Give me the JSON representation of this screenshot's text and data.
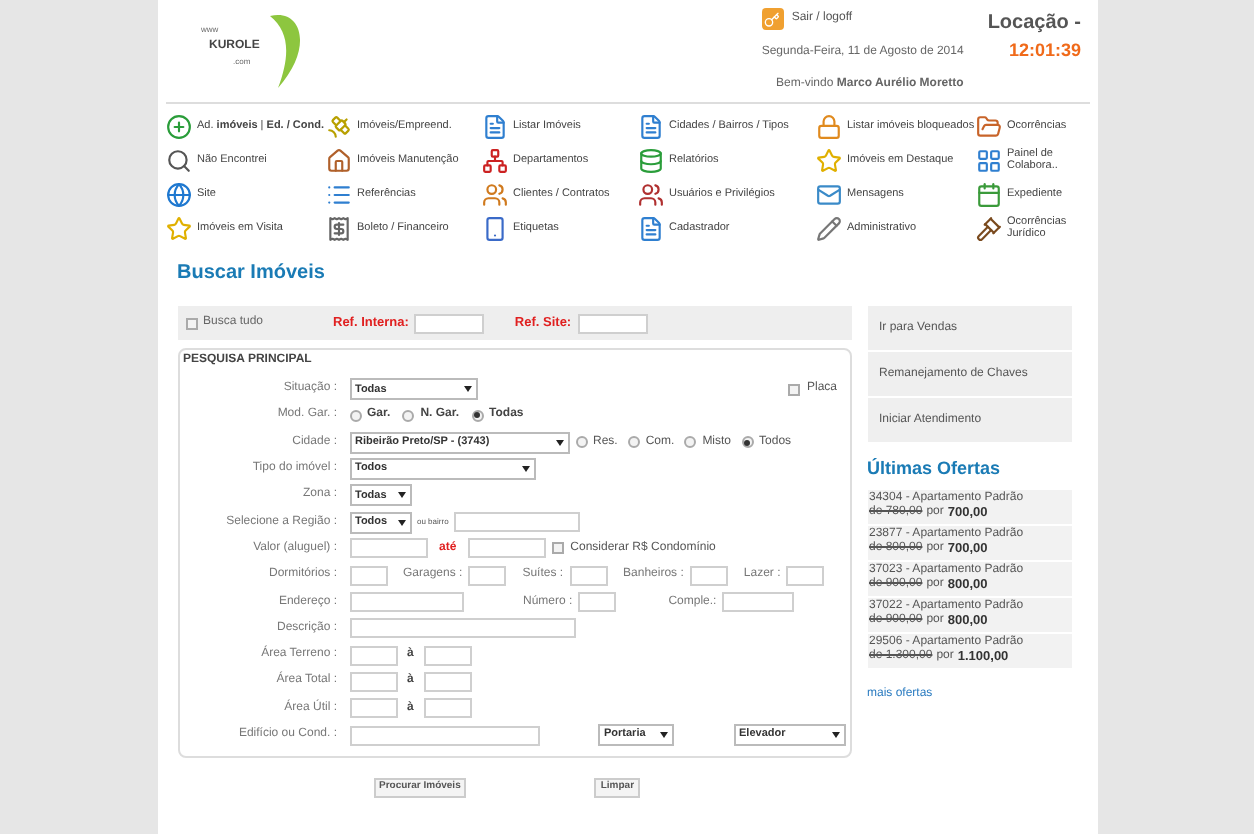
{
  "header": {
    "logo": {
      "prefix": "www",
      "name": "KUROLE",
      "suffix": ".com"
    },
    "logout": "Sair / logoff",
    "location": "Locação -",
    "clock": "12:01:39",
    "date": "Segunda-Feira, 11 de Agosto de 2014",
    "welcome": "Bem-vindo **Marco Aurélio Moretto**"
  },
  "menu": [
    {
      "label": "Ad. **imóveis** | **Ed. / Cond.**"
    },
    {
      "label": "Imóveis/Empreend."
    },
    {
      "label": "Listar Imóveis"
    },
    {
      "label": "Cidades / Bairros / Tipos"
    },
    {
      "label": "Listar imóveis bloqueados"
    },
    {
      "label": "Ocorrências"
    },
    {
      "label": "Não Encontrei"
    },
    {
      "label": "Imóveis Manutenção"
    },
    {
      "label": "Departamentos"
    },
    {
      "label": "Relatórios"
    },
    {
      "label": "Imóveis em Destaque"
    },
    {
      "label": "Painel de Colabora.."
    },
    {
      "label": "Site"
    },
    {
      "label": "Referências"
    },
    {
      "label": "Clientes / Contratos"
    },
    {
      "label": "Usuários e Privilégios"
    },
    {
      "label": "Mensagens"
    },
    {
      "label": "Expediente"
    },
    {
      "label": "Imóveis em Visita"
    },
    {
      "label": "Boleto / Financeiro"
    },
    {
      "label": "Etiquetas"
    },
    {
      "label": "Cadastrador"
    },
    {
      "label": "Administrativo"
    },
    {
      "label": "Ocorrências Jurídico"
    }
  ],
  "page_title": "Buscar Imóveis",
  "form": {
    "busca_tudo": {
      "label": "Busca tudo",
      "checked": false
    },
    "ref_interna": {
      "label": "Ref. Interna:"
    },
    "ref_site": {
      "label": "Ref. Site:"
    },
    "section_title": "PESQUISA PRINCIPAL",
    "situacao": {
      "label": "Situação :",
      "value": "Todas"
    },
    "placa": {
      "label": "Placa",
      "checked": false
    },
    "mod_gar": {
      "label": "Mod. Gar. :",
      "options": [
        {
          "label": "Gar.",
          "selected": false
        },
        {
          "label": "N. Gar.",
          "selected": false
        },
        {
          "label": "Todas",
          "selected": true
        }
      ]
    },
    "cidade": {
      "label": "Cidade :",
      "value": "Ribeirão Preto/SP - (3743)",
      "options": [
        {
          "label": "Res.",
          "selected": false
        },
        {
          "label": "Com.",
          "selected": false
        },
        {
          "label": "Misto",
          "selected": false
        },
        {
          "label": "Todos",
          "selected": true
        }
      ]
    },
    "tipo": {
      "label": "Tipo do imóvel :",
      "value": "Todos"
    },
    "zona": {
      "label": "Zona :",
      "value": "Todas"
    },
    "regiao": {
      "label": "Selecione a Região :",
      "value": "Todos",
      "hint": "ou bairro"
    },
    "valor": {
      "label": "Valor (aluguel) :",
      "connector": "até",
      "condominio": {
        "label": "Considerar R$ Condomínio",
        "checked": false
      }
    },
    "counts": [
      {
        "label": "Dormitórios :"
      },
      {
        "label": "Garagens :"
      },
      {
        "label": "Suítes :"
      },
      {
        "label": "Banheiros :"
      },
      {
        "label": "Lazer :"
      }
    ],
    "address": [
      {
        "label": "Endereço :"
      },
      {
        "label": "Número :"
      },
      {
        "label": "Comple.:"
      }
    ],
    "descricao": {
      "label": "Descrição :"
    },
    "areas": [
      {
        "label": "Área Terreno :",
        "connector": "à"
      },
      {
        "label": "Área Total :",
        "connector": "à"
      },
      {
        "label": "Área Útil :",
        "connector": "à"
      }
    ],
    "edificio": {
      "label": "Edifício ou Cond. :"
    },
    "portaria": {
      "value": "Portaria"
    },
    "elevador": {
      "value": "Elevador"
    }
  },
  "buttons": [
    "Procurar Imóveis",
    "Limpar"
  ],
  "side_actions": [
    "Ir para Vendas",
    "Remanejamento de Chaves",
    "Iniciar Atendimento"
  ],
  "offers_title": "Últimas Ofertas",
  "offers": [
    {
      "title": "34304 - Apartamento Padrão",
      "old_price": "de 780,00",
      "connector": "por",
      "price": "700,00"
    },
    {
      "title": "23877 - Apartamento Padrão",
      "old_price": "de 800,00",
      "connector": "por",
      "price": "700,00"
    },
    {
      "title": "37023 - Apartamento Padrão",
      "old_price": "de 900,00",
      "connector": "por",
      "price": "800,00"
    },
    {
      "title": "37022 - Apartamento Padrão",
      "old_price": "de 900,00",
      "connector": "por",
      "price": "800,00"
    },
    {
      "title": "29506 - Apartamento Padrão",
      "old_price": "de 1.300,00",
      "connector": "por",
      "price": "1.100,00"
    }
  ],
  "more_offers": "mais ofertas"
}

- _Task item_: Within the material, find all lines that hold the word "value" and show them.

- _Response area_:
      "value": "Todas"
      "value": "Ribeirão Preto/SP - (3743)",
      "value": "Todos"
      "value": "Todas"
      "value": "Todos",
      "value": "Portaria"
      "value": "Elevador"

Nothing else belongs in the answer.